Stored records:
══════
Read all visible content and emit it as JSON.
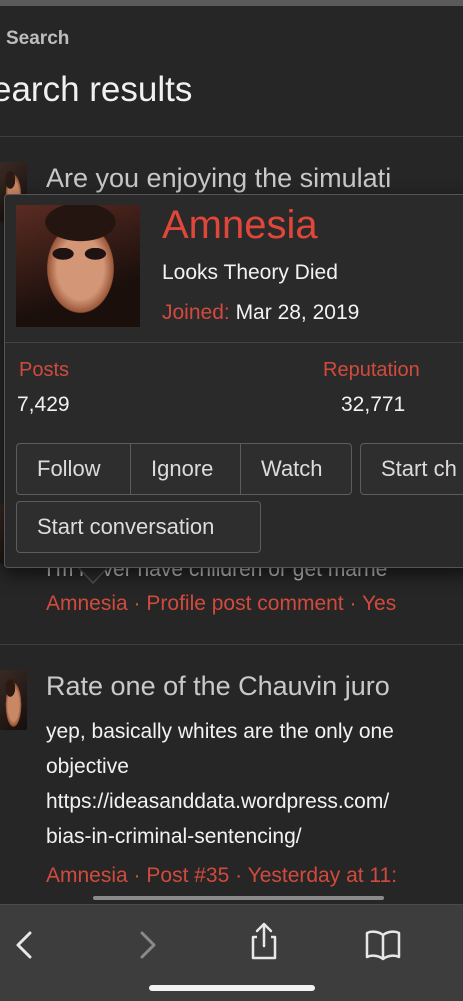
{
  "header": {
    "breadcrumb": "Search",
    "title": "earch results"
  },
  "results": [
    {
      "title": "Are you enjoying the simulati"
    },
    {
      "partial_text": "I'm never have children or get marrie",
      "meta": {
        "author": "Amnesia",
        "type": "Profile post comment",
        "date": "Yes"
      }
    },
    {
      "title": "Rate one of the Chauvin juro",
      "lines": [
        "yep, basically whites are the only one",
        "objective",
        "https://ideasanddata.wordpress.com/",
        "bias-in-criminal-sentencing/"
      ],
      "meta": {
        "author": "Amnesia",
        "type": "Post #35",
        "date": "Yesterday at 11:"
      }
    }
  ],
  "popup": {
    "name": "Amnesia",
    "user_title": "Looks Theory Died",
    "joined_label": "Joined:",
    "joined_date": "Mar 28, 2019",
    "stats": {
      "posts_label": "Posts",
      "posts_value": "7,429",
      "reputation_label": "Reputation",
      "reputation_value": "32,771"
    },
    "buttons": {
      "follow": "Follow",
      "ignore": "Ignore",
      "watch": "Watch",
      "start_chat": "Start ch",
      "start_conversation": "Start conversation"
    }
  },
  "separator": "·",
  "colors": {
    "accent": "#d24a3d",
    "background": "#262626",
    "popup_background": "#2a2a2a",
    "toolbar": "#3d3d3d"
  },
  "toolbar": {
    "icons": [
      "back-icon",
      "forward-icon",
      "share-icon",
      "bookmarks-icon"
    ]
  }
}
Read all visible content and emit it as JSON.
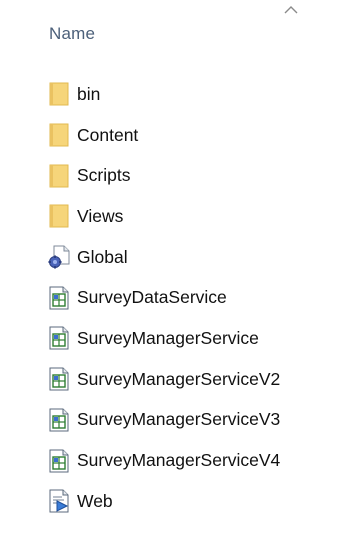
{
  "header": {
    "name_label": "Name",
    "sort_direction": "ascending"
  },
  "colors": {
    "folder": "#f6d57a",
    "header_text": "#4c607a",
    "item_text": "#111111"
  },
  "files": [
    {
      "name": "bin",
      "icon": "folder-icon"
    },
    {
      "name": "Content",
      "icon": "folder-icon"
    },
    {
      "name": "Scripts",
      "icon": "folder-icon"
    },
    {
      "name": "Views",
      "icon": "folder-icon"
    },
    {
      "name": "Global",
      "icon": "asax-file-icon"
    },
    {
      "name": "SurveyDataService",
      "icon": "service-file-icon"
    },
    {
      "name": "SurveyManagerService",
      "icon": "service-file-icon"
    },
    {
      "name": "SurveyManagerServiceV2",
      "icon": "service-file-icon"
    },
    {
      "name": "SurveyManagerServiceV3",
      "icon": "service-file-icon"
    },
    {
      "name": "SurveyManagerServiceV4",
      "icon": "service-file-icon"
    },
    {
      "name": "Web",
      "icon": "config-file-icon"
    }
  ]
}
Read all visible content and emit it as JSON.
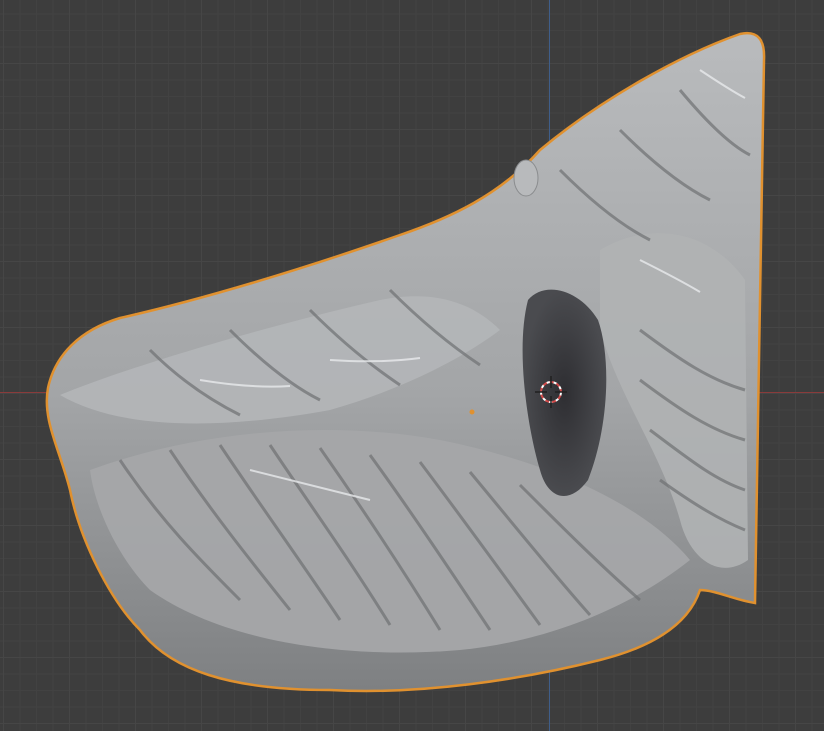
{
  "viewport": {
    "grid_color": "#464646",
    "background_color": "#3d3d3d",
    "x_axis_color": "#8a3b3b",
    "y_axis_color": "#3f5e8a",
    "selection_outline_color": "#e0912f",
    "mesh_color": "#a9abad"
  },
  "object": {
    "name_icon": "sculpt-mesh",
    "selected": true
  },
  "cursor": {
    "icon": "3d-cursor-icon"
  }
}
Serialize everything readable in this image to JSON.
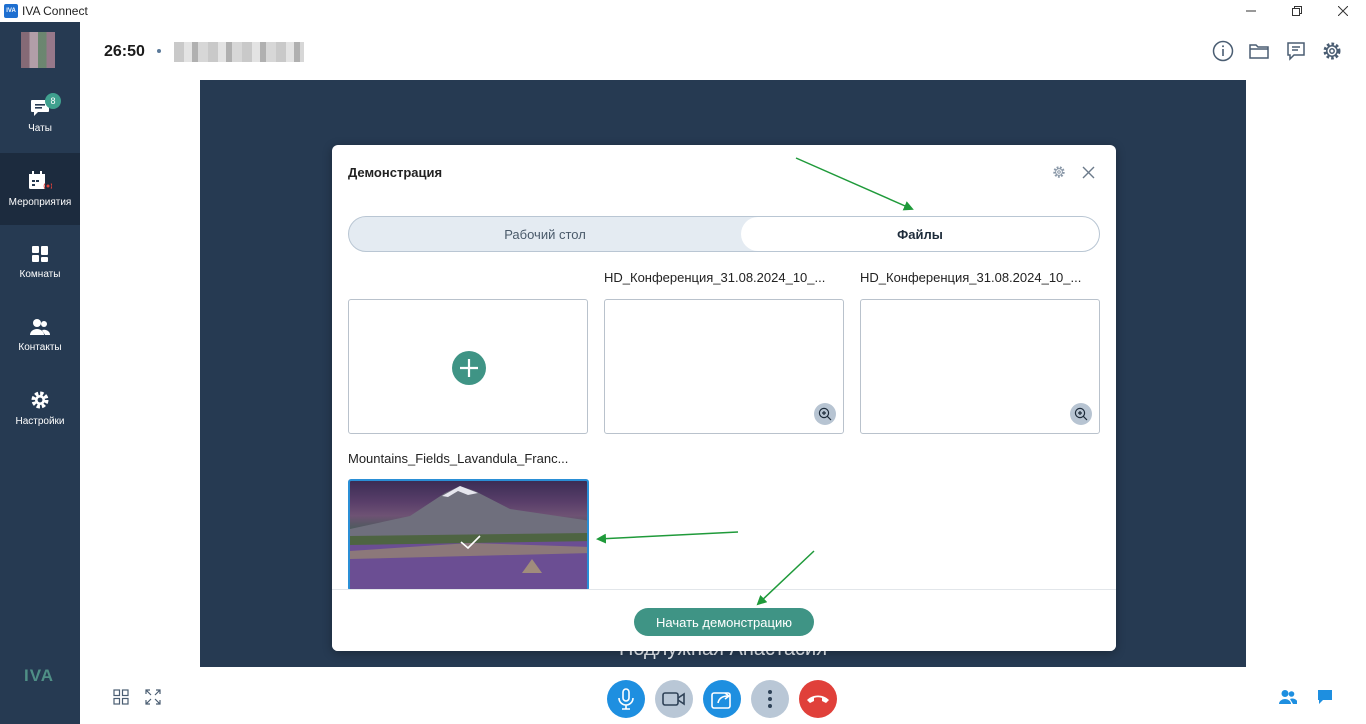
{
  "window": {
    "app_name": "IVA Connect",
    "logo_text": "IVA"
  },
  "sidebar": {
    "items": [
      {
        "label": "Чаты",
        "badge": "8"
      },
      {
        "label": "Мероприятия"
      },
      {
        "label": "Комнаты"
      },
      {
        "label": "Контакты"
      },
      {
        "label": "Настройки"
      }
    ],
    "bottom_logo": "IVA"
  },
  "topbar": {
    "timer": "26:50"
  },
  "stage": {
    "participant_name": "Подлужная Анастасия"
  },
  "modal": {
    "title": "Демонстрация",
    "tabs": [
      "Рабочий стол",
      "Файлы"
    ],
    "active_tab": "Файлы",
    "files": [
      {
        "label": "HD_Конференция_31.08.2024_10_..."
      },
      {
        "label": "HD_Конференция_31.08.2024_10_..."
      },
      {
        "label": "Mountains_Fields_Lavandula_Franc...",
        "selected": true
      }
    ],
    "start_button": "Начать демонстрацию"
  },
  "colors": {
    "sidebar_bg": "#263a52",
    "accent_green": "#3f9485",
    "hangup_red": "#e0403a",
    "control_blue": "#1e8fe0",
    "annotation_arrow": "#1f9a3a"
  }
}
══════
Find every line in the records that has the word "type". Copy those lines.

        "type": "Profile post comment",
        "type": "Post #35",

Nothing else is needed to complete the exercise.